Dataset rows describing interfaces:
══════════════════════════════

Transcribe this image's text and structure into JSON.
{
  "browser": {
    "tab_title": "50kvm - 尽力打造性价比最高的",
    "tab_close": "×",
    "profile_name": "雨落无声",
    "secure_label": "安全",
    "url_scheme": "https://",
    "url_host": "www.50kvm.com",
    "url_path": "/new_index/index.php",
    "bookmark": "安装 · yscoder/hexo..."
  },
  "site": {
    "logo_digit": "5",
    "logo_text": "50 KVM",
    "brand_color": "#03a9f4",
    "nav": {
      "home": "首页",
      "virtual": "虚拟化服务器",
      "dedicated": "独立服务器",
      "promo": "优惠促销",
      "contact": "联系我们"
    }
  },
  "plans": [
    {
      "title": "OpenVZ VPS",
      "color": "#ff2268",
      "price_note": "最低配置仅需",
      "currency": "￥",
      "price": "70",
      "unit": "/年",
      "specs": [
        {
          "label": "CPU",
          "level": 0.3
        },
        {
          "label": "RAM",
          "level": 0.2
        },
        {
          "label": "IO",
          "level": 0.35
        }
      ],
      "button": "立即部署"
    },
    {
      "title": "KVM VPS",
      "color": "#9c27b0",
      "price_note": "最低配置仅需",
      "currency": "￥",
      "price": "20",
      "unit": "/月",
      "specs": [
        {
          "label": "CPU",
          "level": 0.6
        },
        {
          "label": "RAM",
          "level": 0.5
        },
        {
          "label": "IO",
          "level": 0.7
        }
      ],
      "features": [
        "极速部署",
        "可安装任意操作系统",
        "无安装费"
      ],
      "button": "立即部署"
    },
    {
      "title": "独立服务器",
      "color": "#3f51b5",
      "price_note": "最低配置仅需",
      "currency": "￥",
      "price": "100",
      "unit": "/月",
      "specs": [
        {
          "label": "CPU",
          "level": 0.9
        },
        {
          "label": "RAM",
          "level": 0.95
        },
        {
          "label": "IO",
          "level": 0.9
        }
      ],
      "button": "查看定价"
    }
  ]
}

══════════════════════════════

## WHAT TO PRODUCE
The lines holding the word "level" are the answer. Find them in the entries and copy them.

## YOUR RESPONSE
          "level": 0.3
          "level": 0.2
          "level": 0.35
          "level": 0.6
          "level": 0.5
          "level": 0.7
          "level": 0.9
          "level": 0.95
          "level": 0.9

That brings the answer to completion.